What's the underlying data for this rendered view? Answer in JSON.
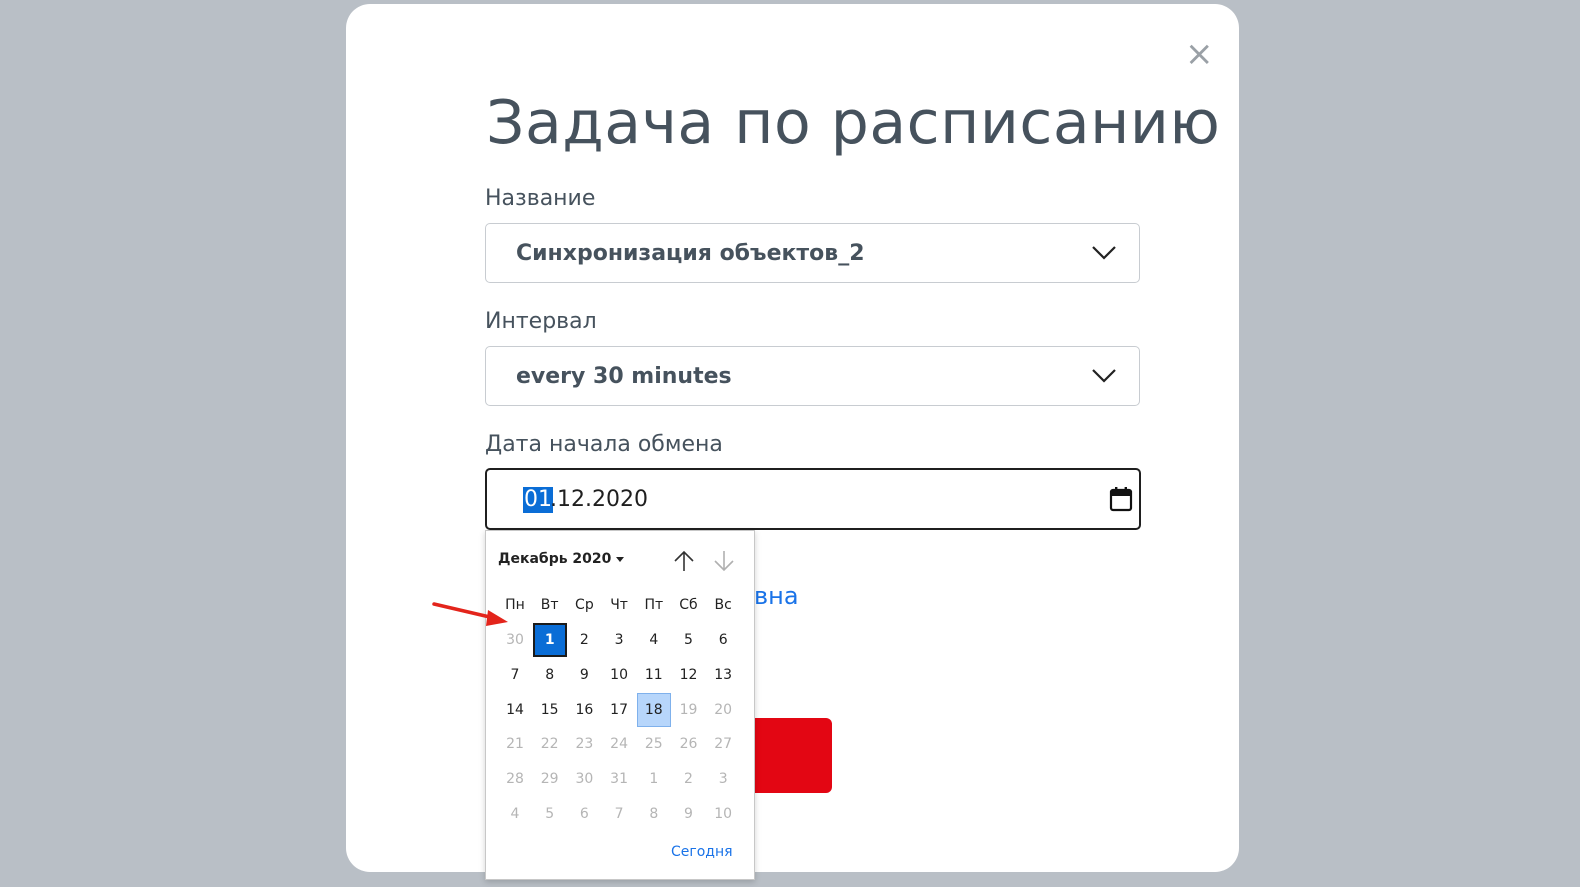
{
  "dialog": {
    "title": "Задача по расписанию",
    "close_glyph": "×",
    "name_label": "Название",
    "name_value": "Синхронизация объектов_2",
    "interval_label": "Интервал",
    "interval_value": "every 30 minutes",
    "date_label": "Дата начала обмена",
    "date_selected_segment": "01",
    "date_rest": ".12.2020",
    "partial_link_text": "вна"
  },
  "datepicker": {
    "month_label": "Декабрь 2020",
    "weekdays": [
      "Пн",
      "Вт",
      "Ср",
      "Чт",
      "Пт",
      "Сб",
      "Вс"
    ],
    "weeks": [
      [
        "30",
        "1",
        "2",
        "3",
        "4",
        "5",
        "6"
      ],
      [
        "7",
        "8",
        "9",
        "10",
        "11",
        "12",
        "13"
      ],
      [
        "14",
        "15",
        "16",
        "17",
        "18",
        "19",
        "20"
      ],
      [
        "21",
        "22",
        "23",
        "24",
        "25",
        "26",
        "27"
      ],
      [
        "28",
        "29",
        "30",
        "31",
        "1",
        "2",
        "3"
      ],
      [
        "4",
        "5",
        "6",
        "7",
        "8",
        "9",
        "10"
      ]
    ],
    "muted": [
      [
        true,
        false,
        false,
        false,
        false,
        false,
        false
      ],
      [
        false,
        false,
        false,
        false,
        false,
        false,
        false
      ],
      [
        false,
        false,
        false,
        false,
        false,
        true,
        true
      ],
      [
        true,
        true,
        true,
        true,
        true,
        true,
        true
      ],
      [
        true,
        true,
        true,
        true,
        true,
        true,
        true
      ],
      [
        true,
        true,
        true,
        true,
        true,
        true,
        true
      ]
    ],
    "selected_day": "1",
    "today_day": "18",
    "today_link": "Сегодня"
  },
  "colors": {
    "accent": "#0a6dd6",
    "danger_button": "#e30613",
    "annotation_arrow": "#e3241b",
    "backdrop": "#b9bfc6"
  },
  "icons": {
    "close": "close-icon",
    "dropdown": "chevron-down-icon",
    "calendar": "calendar-icon",
    "prev_month": "arrow-up-icon",
    "next_month": "arrow-down-icon",
    "annotation": "red-arrow-annotation"
  }
}
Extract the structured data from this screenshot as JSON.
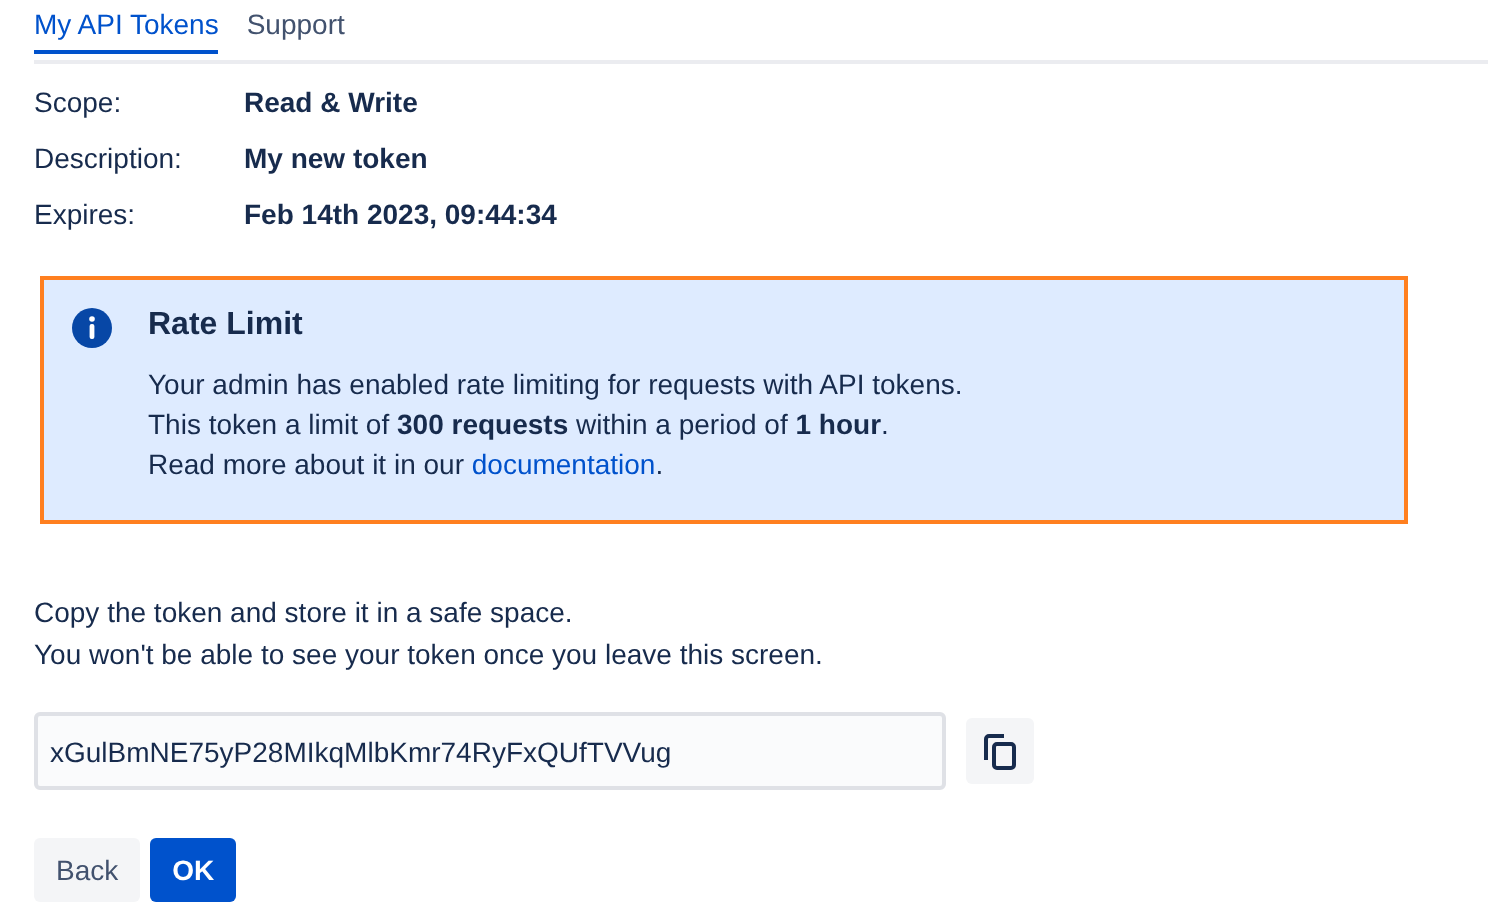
{
  "tabs": [
    {
      "label": "My API Tokens",
      "selected": true
    },
    {
      "label": "Support",
      "selected": false
    }
  ],
  "details": [
    {
      "label": "Scope:",
      "value": "Read & Write"
    },
    {
      "label": "Description:",
      "value": "My new token"
    },
    {
      "label": "Expires:",
      "value": "Feb 14th 2023, 09:44:34"
    }
  ],
  "info_panel": {
    "title": "Rate Limit",
    "highlighted": true,
    "lines": [
      "Your admin has enabled rate limiting for requests with API tokens.",
      "This token a limit of **300 requests** within a period of **1 hour**."
    ],
    "link_line": {
      "before": "Read more about it in our ",
      "link": "documentation",
      "after": "."
    }
  },
  "instructions": [
    "Copy the token and store it in a safe space.",
    "You won't be able to see your token once you leave this screen."
  ],
  "token_field": {
    "value": "xGulBmNE75yP28MIkqMlbKmr74RyFxQUfTVVug"
  },
  "buttons": [
    {
      "label": "Back",
      "kind": "secondary"
    },
    {
      "label": "OK",
      "kind": "primary"
    }
  ]
}
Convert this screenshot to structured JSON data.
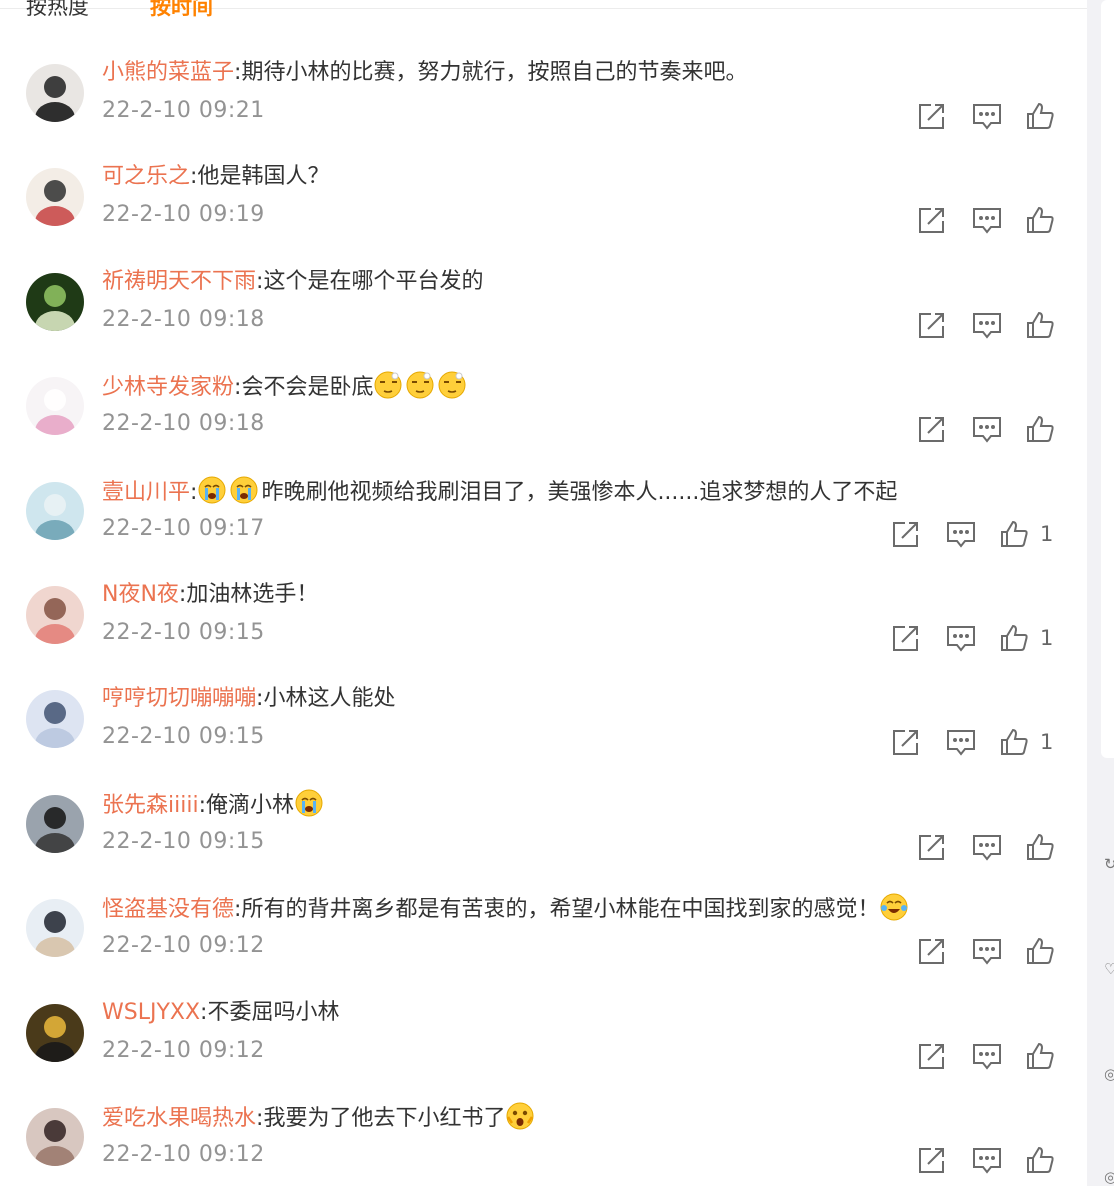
{
  "sort": {
    "hot_label": "按热度",
    "time_label": "按时间"
  },
  "comments": [
    {
      "user": "小熊的菜蓝子",
      "text": "期待小林的比赛，努力就行，按照自己的节奏来吧。",
      "emojis": [],
      "time": "22-2-10 09:21",
      "likes": ""
    },
    {
      "user": "可之乐之",
      "text": "他是韩国人？",
      "emojis": [],
      "time": "22-2-10 09:19",
      "likes": ""
    },
    {
      "user": "祈祷明天不下雨",
      "text": "这个是在哪个平台发的",
      "emojis": [],
      "time": "22-2-10 09:18",
      "likes": ""
    },
    {
      "user": "少林寺发家粉",
      "text": "会不会是卧底",
      "emojis": [
        "dizzy-face",
        "dizzy-face",
        "dizzy-face"
      ],
      "time": "22-2-10 09:18",
      "likes": ""
    },
    {
      "user": "壹山川平",
      "text_before": "",
      "emojis_before": [
        "crying-face",
        "crying-face"
      ],
      "text": "昨晚刷他视频给我刷泪目了，美强惨本人......追求梦想的人了不起",
      "emojis": [],
      "time": "22-2-10 09:17",
      "likes": "1"
    },
    {
      "user": "N夜N夜",
      "text": "加油林选手！",
      "emojis": [],
      "time": "22-2-10 09:15",
      "likes": "1"
    },
    {
      "user": "哼哼切切嘣嘣嘣",
      "text": "小林这人能处",
      "emojis": [],
      "time": "22-2-10 09:15",
      "likes": "1"
    },
    {
      "user": "张先森iiiii",
      "text": "俺滴小林",
      "emojis": [
        "crying-face"
      ],
      "time": "22-2-10 09:15",
      "likes": ""
    },
    {
      "user": "怪盗基没有德",
      "text": "所有的背井离乡都是有苦衷的，希望小林能在中国找到家的感觉！",
      "emojis": [
        "tears-of-joy-face"
      ],
      "time": "22-2-10 09:12",
      "likes": ""
    },
    {
      "user": "WSLJYXX",
      "text": "不委屈吗小林",
      "emojis": [],
      "time": "22-2-10 09:12",
      "likes": ""
    },
    {
      "user": "爱吃水果喝热水",
      "text": "我要为了他去下小红书了",
      "emojis": [
        "screaming-face"
      ],
      "time": "22-2-10 09:12",
      "likes": ""
    }
  ],
  "icons": {
    "share": "share-icon",
    "comment": "comment-icon",
    "like": "like-icon"
  },
  "colors": {
    "username": "#eb7350",
    "active_tab": "#ff8200",
    "timestamp": "#939393",
    "text": "#333333",
    "icon": "#6b6b6b"
  }
}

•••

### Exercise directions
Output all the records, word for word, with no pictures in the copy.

### Response box
What's the underlying data for this rendered view? Answer in JSON.
{
  "dialog": {
    "title": "Задача по расписанию",
    "close_glyph": "×",
    "name_label": "Название",
    "name_value": "Синхронизация объектов_2",
    "interval_label": "Интервал",
    "interval_value": "every 30 minutes",
    "date_label": "Дата начала обмена",
    "date_selected_segment": "01",
    "date_rest": ".12.2020",
    "partial_link_text": "вна"
  },
  "datepicker": {
    "month_label": "Декабрь 2020",
    "weekdays": [
      "Пн",
      "Вт",
      "Ср",
      "Чт",
      "Пт",
      "Сб",
      "Вс"
    ],
    "weeks": [
      [
        "30",
        "1",
        "2",
        "3",
        "4",
        "5",
        "6"
      ],
      [
        "7",
        "8",
        "9",
        "10",
        "11",
        "12",
        "13"
      ],
      [
        "14",
        "15",
        "16",
        "17",
        "18",
        "19",
        "20"
      ],
      [
        "21",
        "22",
        "23",
        "24",
        "25",
        "26",
        "27"
      ],
      [
        "28",
        "29",
        "30",
        "31",
        "1",
        "2",
        "3"
      ],
      [
        "4",
        "5",
        "6",
        "7",
        "8",
        "9",
        "10"
      ]
    ],
    "muted": [
      [
        true,
        false,
        false,
        false,
        false,
        false,
        false
      ],
      [
        false,
        false,
        false,
        false,
        false,
        false,
        false
      ],
      [
        false,
        false,
        false,
        false,
        false,
        true,
        true
      ],
      [
        true,
        true,
        true,
        true,
        true,
        true,
        true
      ],
      [
        true,
        true,
        true,
        true,
        true,
        true,
        true
      ],
      [
        true,
        true,
        true,
        true,
        true,
        true,
        true
      ]
    ],
    "selected_day": "1",
    "today_day": "18",
    "today_link": "Сегодня"
  },
  "colors": {
    "accent": "#0a6dd6",
    "danger_button": "#e30613",
    "annotation_arrow": "#e3241b",
    "backdrop": "#b9bfc6"
  },
  "icons": {
    "close": "close-icon",
    "dropdown": "chevron-down-icon",
    "calendar": "calendar-icon",
    "prev_month": "arrow-up-icon",
    "next_month": "arrow-down-icon",
    "annotation": "red-arrow-annotation"
  }
}
Extract the structured data from this screenshot as JSON.
{
  "tabs": [
    {
      "label": "My API Tokens",
      "selected": true
    },
    {
      "label": "Support",
      "selected": false
    }
  ],
  "details": [
    {
      "label": "Scope:",
      "value": "Read & Write"
    },
    {
      "label": "Description:",
      "value": "My new token"
    },
    {
      "label": "Expires:",
      "value": "Feb 14th 2023, 09:44:34"
    }
  ],
  "info_panel": {
    "title": "Rate Limit",
    "highlighted": true,
    "lines": [
      "Your admin has enabled rate limiting for requests with API tokens.",
      "This token a limit of **300 requests** within a period of **1 hour**."
    ],
    "link_line": {
      "before": "Read more about it in our ",
      "link": "documentation",
      "after": "."
    }
  },
  "instructions": [
    "Copy the token and store it in a safe space.",
    "You won't be able to see your token once you leave this screen."
  ],
  "token_field": {
    "value": "xGulBmNE75yP28MIkqMlbKmr74RyFxQUfTVVug"
  },
  "buttons": [
    {
      "label": "Back",
      "kind": "secondary"
    },
    {
      "label": "OK",
      "kind": "primary"
    }
  ]
}
Convert this screenshot to structured JSON data.
{
  "sort": {
    "hot_label": "按热度",
    "time_label": "按时间"
  },
  "comments": [
    {
      "user": "小熊的菜蓝子",
      "text": "期待小林的比赛，努力就行，按照自己的节奏来吧。",
      "emojis": [],
      "time": "22-2-10 09:21",
      "likes": ""
    },
    {
      "user": "可之乐之",
      "text": "他是韩国人？",
      "emojis": [],
      "time": "22-2-10 09:19",
      "likes": ""
    },
    {
      "user": "祈祷明天不下雨",
      "text": "这个是在哪个平台发的",
      "emojis": [],
      "time": "22-2-10 09:18",
      "likes": ""
    },
    {
      "user": "少林寺发家粉",
      "text": "会不会是卧底",
      "emojis": [
        "dizzy-face",
        "dizzy-face",
        "dizzy-face"
      ],
      "time": "22-2-10 09:18",
      "likes": ""
    },
    {
      "user": "壹山川平",
      "text_before": "",
      "emojis_before": [
        "crying-face",
        "crying-face"
      ],
      "text": "昨晚刷他视频给我刷泪目了，美强惨本人......追求梦想的人了不起",
      "emojis": [],
      "time": "22-2-10 09:17",
      "likes": "1"
    },
    {
      "user": "N夜N夜",
      "text": "加油林选手！",
      "emojis": [],
      "time": "22-2-10 09:15",
      "likes": "1"
    },
    {
      "user": "哼哼切切嘣嘣嘣",
      "text": "小林这人能处",
      "emojis": [],
      "time": "22-2-10 09:15",
      "likes": "1"
    },
    {
      "user": "张先森iiiii",
      "text": "俺滴小林",
      "emojis": [
        "crying-face"
      ],
      "time": "22-2-10 09:15",
      "likes": ""
    },
    {
      "user": "怪盗基没有德",
      "text": "所有的背井离乡都是有苦衷的，希望小林能在中国找到家的感觉！",
      "emojis": [
        "tears-of-joy-face"
      ],
      "time": "22-2-10 09:12",
      "likes": ""
    },
    {
      "user": "WSLJYXX",
      "text": "不委屈吗小林",
      "emojis": [],
      "time": "22-2-10 09:12",
      "likes": ""
    },
    {
      "user": "爱吃水果喝热水",
      "text": "我要为了他去下小红书了",
      "emojis": [
        "screaming-face"
      ],
      "time": "22-2-10 09:12",
      "likes": ""
    }
  ],
  "icons": {
    "share": "share-icon",
    "comment": "comment-icon",
    "like": "like-icon"
  },
  "colors": {
    "username": "#eb7350",
    "active_tab": "#ff8200",
    "timestamp": "#939393",
    "text": "#333333",
    "icon": "#6b6b6b"
  }
}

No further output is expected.